Kirshenblatt, Mayer (1916-2009)
Shulklaper, c. 1995
Acrylic on canvas
30 x 40 in.
"Preparation for the Sabbath was a big production, what with the baking, cooking, and cleaning. Mother got up very early Friday morning. After she was done with the cooking and baking, the last thing she did was to scrub the kitchen floor. Both the floor and the kitchen furniture were made of unpainted pine. Mother poured a bucket of water on the floor, got down on her knees, and scrubbed the bare wood with a brush and a scouring powder called bjelydlo. It was a combination bleach and abrasive. She would mop up the water with a rag. From constant scrubbing, the floor and furniture became a beautiful ivory color. You could see the grain in the burnished wood because the scrubbing wore away the softer part of the grain and exposed the pattern. We had to remove our muddy shoes when we came into the house.

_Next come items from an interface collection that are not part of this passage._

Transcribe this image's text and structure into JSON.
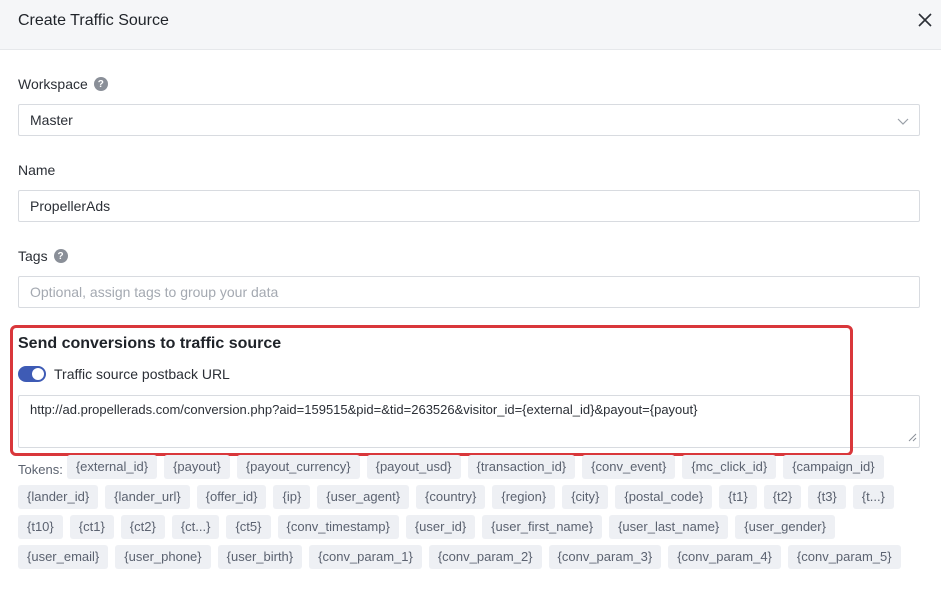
{
  "header": {
    "title": "Create Traffic Source"
  },
  "workspace": {
    "label": "Workspace",
    "value": "Master"
  },
  "name": {
    "label": "Name",
    "value": "PropellerAds"
  },
  "tags": {
    "label": "Tags",
    "placeholder": "Optional, assign tags to group your data"
  },
  "conversions": {
    "title": "Send conversions to traffic source",
    "toggle_label": "Traffic source postback URL",
    "toggle_on": true,
    "postback_url": "http://ad.propellerads.com/conversion.php?aid=159515&pid=&tid=263526&visitor_id={external_id}&payout={payout}"
  },
  "tokens": {
    "label": "Tokens:",
    "items": [
      "{external_id}",
      "{payout}",
      "{payout_currency}",
      "{payout_usd}",
      "{transaction_id}",
      "{conv_event}",
      "{mc_click_id}",
      "{campaign_id}",
      "{lander_id}",
      "{lander_url}",
      "{offer_id}",
      "{ip}",
      "{user_agent}",
      "{country}",
      "{region}",
      "{city}",
      "{postal_code}",
      "{t1}",
      "{t2}",
      "{t3}",
      "{t...}",
      "{t10}",
      "{ct1}",
      "{ct2}",
      "{ct...}",
      "{ct5}",
      "{conv_timestamp}",
      "{user_id}",
      "{user_first_name}",
      "{user_last_name}",
      "{user_gender}",
      "{user_email}",
      "{user_phone}",
      "{user_birth}",
      "{conv_param_1}",
      "{conv_param_2}",
      "{conv_param_3}",
      "{conv_param_4}",
      "{conv_param_5}"
    ]
  },
  "colors": {
    "accent": "#3e5bb5",
    "highlight": "#d9373b"
  }
}
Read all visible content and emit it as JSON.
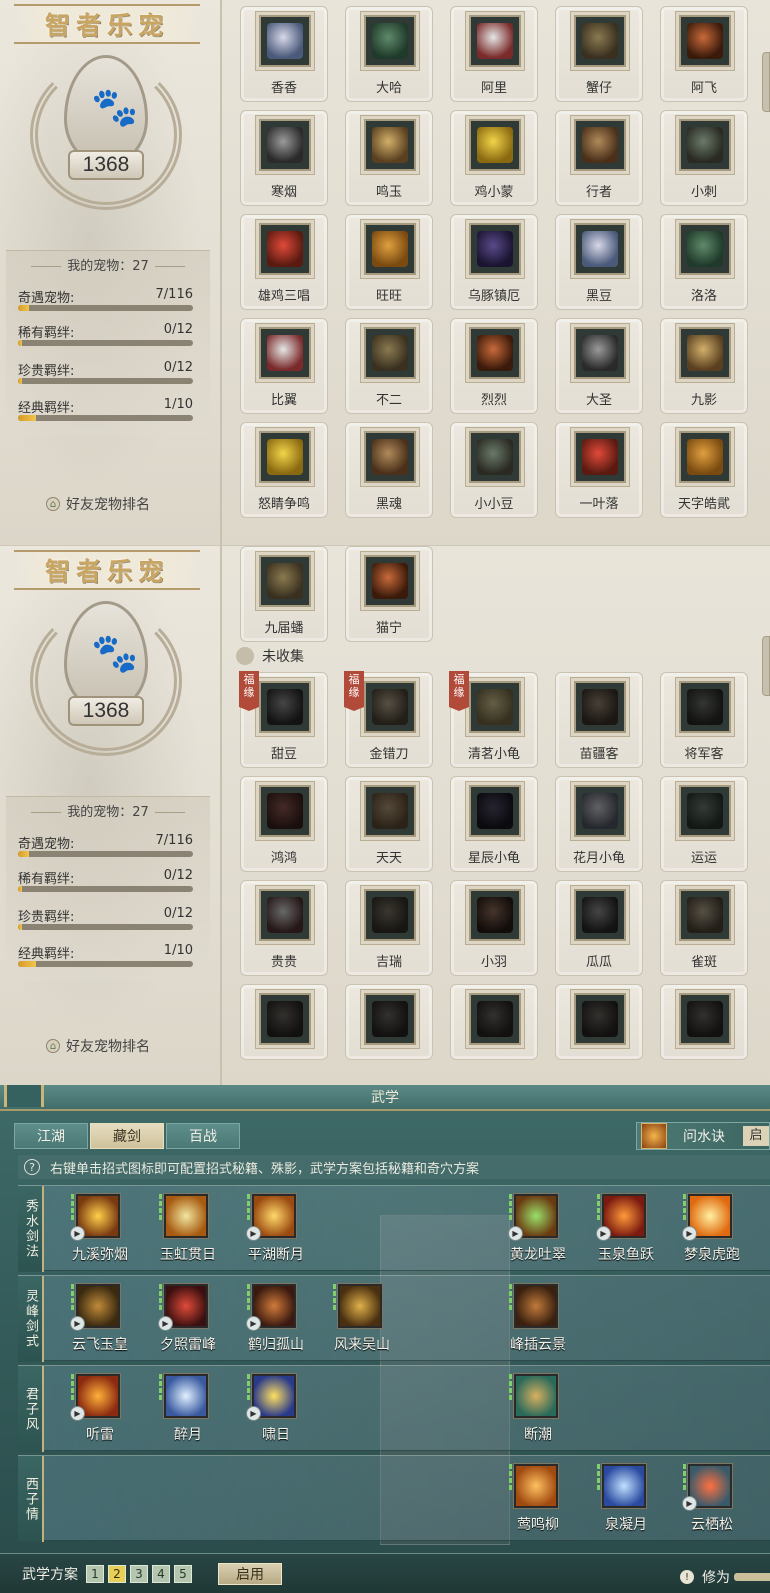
{
  "panel1": {
    "title": "智者乐宠",
    "score": "1368",
    "my_pets_label": "我的宠物：27",
    "stats": [
      {
        "name": "奇遇宠物:",
        "value": "7/116",
        "fraction": 0.06
      },
      {
        "name": "稀有羁绊:",
        "value": "0/12",
        "fraction": 0.0
      },
      {
        "name": "珍贵羁绊:",
        "value": "0/12",
        "fraction": 0.0
      },
      {
        "name": "经典羁绊:",
        "value": "1/10",
        "fraction": 0.1
      }
    ],
    "friend_rank": "好友宠物排名",
    "pets": [
      {
        "name": "香香"
      },
      {
        "name": "大哈"
      },
      {
        "name": "阿里"
      },
      {
        "name": "蟹仔"
      },
      {
        "name": "阿飞"
      },
      {
        "name": "寒烟"
      },
      {
        "name": "鸣玉"
      },
      {
        "name": "鸡小蒙"
      },
      {
        "name": "行者"
      },
      {
        "name": "小刺"
      },
      {
        "name": "雄鸡三唱"
      },
      {
        "name": "旺旺"
      },
      {
        "name": "乌豚镇厄"
      },
      {
        "name": "黑豆"
      },
      {
        "name": "洛洛"
      },
      {
        "name": "比翼"
      },
      {
        "name": "不二"
      },
      {
        "name": "烈烈"
      },
      {
        "name": "大圣"
      },
      {
        "name": "九影"
      },
      {
        "name": "怒睛争鸣"
      },
      {
        "name": "黑魂"
      },
      {
        "name": "小小豆"
      },
      {
        "name": "一叶落"
      },
      {
        "name": "天字皓貮"
      }
    ]
  },
  "panel2": {
    "title": "智者乐宠",
    "score": "1368",
    "my_pets_label": "我的宠物：27",
    "stats": [
      {
        "name": "奇遇宠物:",
        "value": "7/116",
        "fraction": 0.06
      },
      {
        "name": "稀有羁绊:",
        "value": "0/12",
        "fraction": 0.0
      },
      {
        "name": "珍贵羁绊:",
        "value": "0/12",
        "fraction": 0.0
      },
      {
        "name": "经典羁绊:",
        "value": "1/10",
        "fraction": 0.1
      }
    ],
    "friend_rank": "好友宠物排名",
    "collected": [
      {
        "name": "九届蟠"
      },
      {
        "name": "猫宁"
      }
    ],
    "uncollected_header": "未收集",
    "fate_tag": "福缘",
    "uncollected": [
      {
        "name": "甜豆",
        "fate": true
      },
      {
        "name": "金错刀",
        "fate": true
      },
      {
        "name": "清茗小龟",
        "fate": true
      },
      {
        "name": "苗疆客",
        "fate": false
      },
      {
        "name": "将军客",
        "fate": false
      },
      {
        "name": "鸿鸿",
        "fate": false
      },
      {
        "name": "天天",
        "fate": false
      },
      {
        "name": "星辰小龟",
        "fate": false
      },
      {
        "name": "花月小龟",
        "fate": false
      },
      {
        "name": "运运",
        "fate": false
      },
      {
        "name": "贵贵",
        "fate": false
      },
      {
        "name": "吉瑞",
        "fate": false
      },
      {
        "name": "小羽",
        "fate": false
      },
      {
        "name": "瓜瓜",
        "fate": false
      },
      {
        "name": "雀斑",
        "fate": false
      }
    ]
  },
  "martial": {
    "title": "武学",
    "tabs": [
      "江湖",
      "藏剑",
      "百战"
    ],
    "active_tab": 1,
    "mind_label": "问水诀",
    "mind_cut": "启",
    "hint": "右键单击招式图标即可配置招式秘籍、殊影，武学方案包括秘籍和奇穴方案",
    "rows": [
      {
        "label": "秀水剑法",
        "skills": [
          "九溪弥烟",
          "玉虹贯日",
          "平湖断月",
          "黄龙吐翠",
          "玉泉鱼跃",
          "梦泉虎跑"
        ]
      },
      {
        "label": "灵峰剑式",
        "skills": [
          "云飞玉皇",
          "夕照雷峰",
          "鹤归孤山",
          "风来吴山",
          "峰插云景"
        ]
      },
      {
        "label": "君子风",
        "skills": [
          "听雷",
          "醉月",
          "啸日",
          "断潮"
        ]
      },
      {
        "label": "西子情",
        "skills": [
          "莺鸣柳",
          "泉凝月",
          "云栖松"
        ]
      }
    ],
    "plan_label": "武学方案",
    "plans": [
      "1",
      "2",
      "3",
      "4",
      "5"
    ],
    "active_plan": 1,
    "enable_label": "启用",
    "cultivate_label": "修为"
  }
}
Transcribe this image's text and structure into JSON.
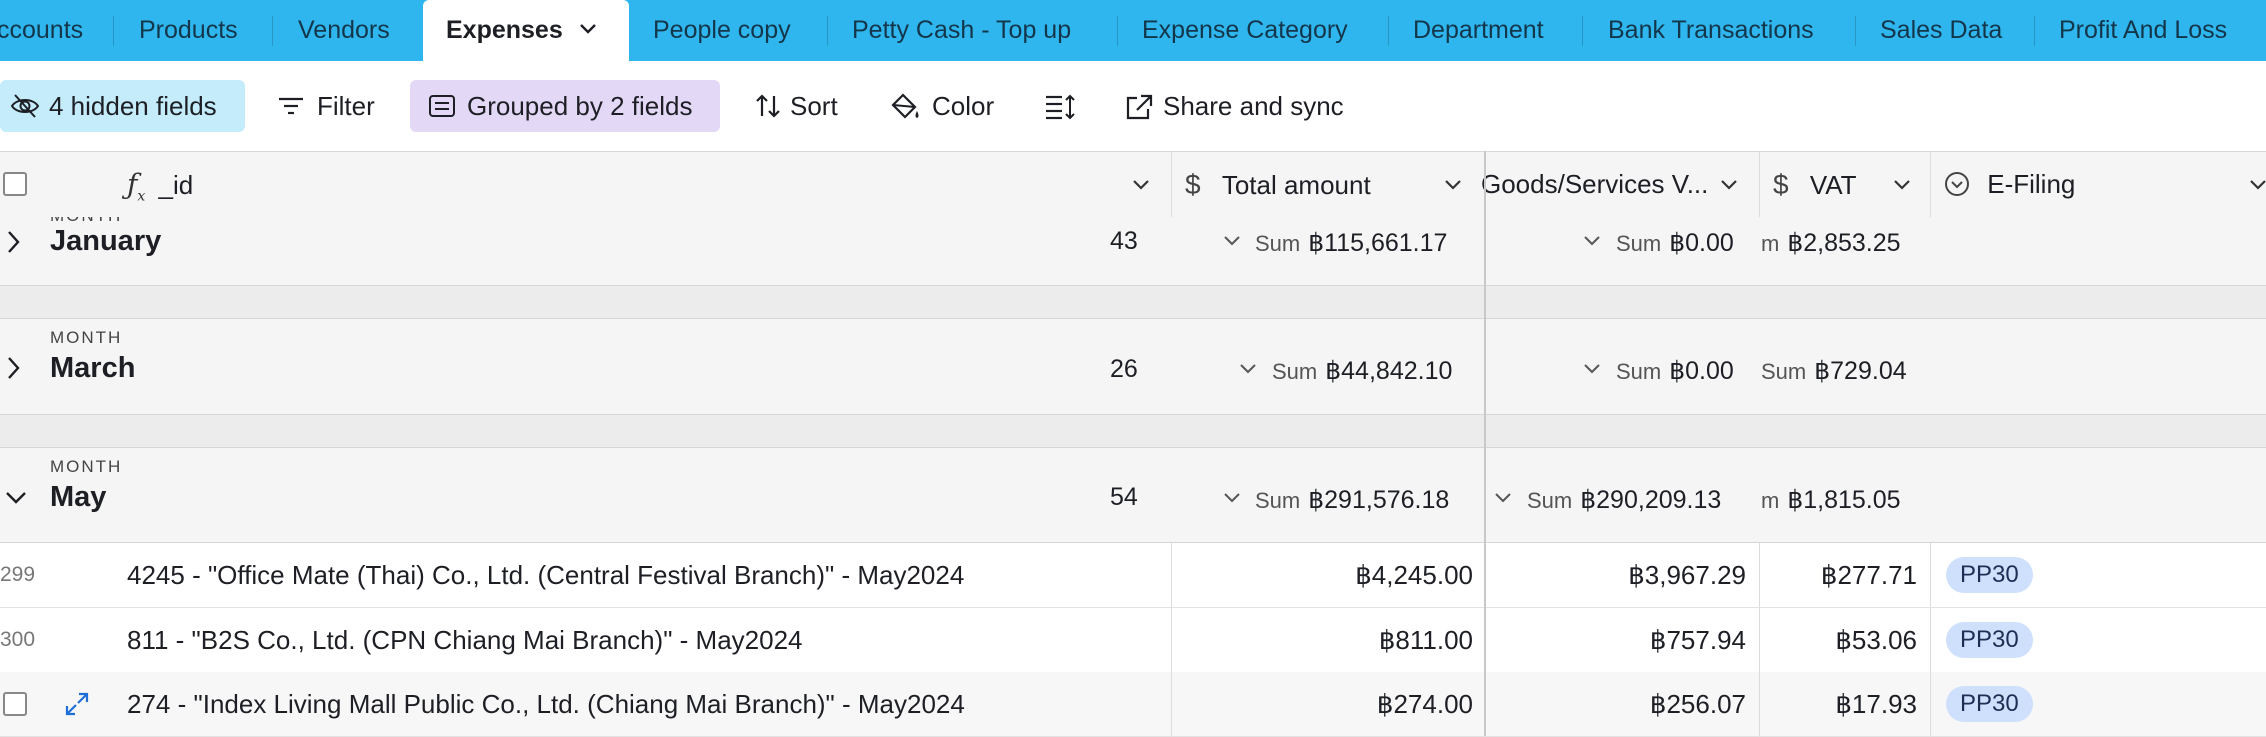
{
  "tabs": [
    {
      "label": "ccounts",
      "active": false
    },
    {
      "label": "Products",
      "active": false
    },
    {
      "label": "Vendors",
      "active": false
    },
    {
      "label": "Expenses",
      "active": true
    },
    {
      "label": "People copy",
      "active": false
    },
    {
      "label": "Petty Cash - Top up",
      "active": false
    },
    {
      "label": "Expense Category",
      "active": false
    },
    {
      "label": "Department",
      "active": false
    },
    {
      "label": "Bank Transactions",
      "active": false
    },
    {
      "label": "Sales Data",
      "active": false
    },
    {
      "label": "Profit And Loss",
      "active": false
    }
  ],
  "toolbar": {
    "hidden_fields": "4 hidden fields",
    "filter": "Filter",
    "grouped": "Grouped by 2 fields",
    "sort": "Sort",
    "color": "Color",
    "share": "Share and sync"
  },
  "columns": {
    "id": "_id",
    "total": "Total amount",
    "goods": "Goods/Services V...",
    "vat": "VAT",
    "efiling": "E-Filing"
  },
  "groups": [
    {
      "level_label": "MONTH",
      "name": "January",
      "count": "43",
      "sum_label": "Sum",
      "total_sum": "฿115,661.17",
      "goods_sum": "฿0.00",
      "vat_prefix": "m",
      "vat_sum": "฿2,853.25"
    },
    {
      "level_label": "MONTH",
      "name": "March",
      "count": "26",
      "sum_label": "Sum",
      "total_sum": "฿44,842.10",
      "goods_sum": "฿0.00",
      "vat_prefix": "Sum",
      "vat_sum": "฿729.04"
    },
    {
      "level_label": "MONTH",
      "name": "May",
      "count": "54",
      "sum_label": "Sum",
      "total_sum": "฿291,576.18",
      "goods_sum": "฿290,209.13",
      "vat_prefix": "m",
      "vat_sum": "฿1,815.05"
    }
  ],
  "rows": [
    {
      "num": "299",
      "id": "4245 - \"Office Mate (Thai) Co., Ltd. (Central Festival Branch)\" - May2024",
      "total": "฿4,245.00",
      "goods": "฿3,967.29",
      "vat": "฿277.71",
      "efiling": "PP30"
    },
    {
      "num": "300",
      "id": "811 - \"B2S Co., Ltd. (CPN Chiang Mai Branch)\" - May2024",
      "total": "฿811.00",
      "goods": "฿757.94",
      "vat": "฿53.06",
      "efiling": "PP30"
    },
    {
      "num": "",
      "id": "274 - \"Index Living Mall Public Co., Ltd. (Chiang Mai Branch)\" - May2024",
      "total": "฿274.00",
      "goods": "฿256.07",
      "vat": "฿17.93",
      "efiling": "PP30"
    }
  ],
  "colors": {
    "tab_bar": "#2fb6ee",
    "hidden_fields_bg": "#c4ecfb",
    "grouped_bg": "#e3d9f7",
    "pill_bg": "#cfe0fc"
  }
}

Mother then set the table with the best linen for the Friday night meal. The Sabbath begins Friday evening, precisely at sunset. Many people did not have clocks or watches and could not tell when it was time to light the Sabbath candles. A shulklaper, or knocker, went from house to house. He would rap on the shutters and cry out, 'Women, women! Itís time to light the candles and go to the synagogue.' Through the window, you can see the table set for the Sabbath."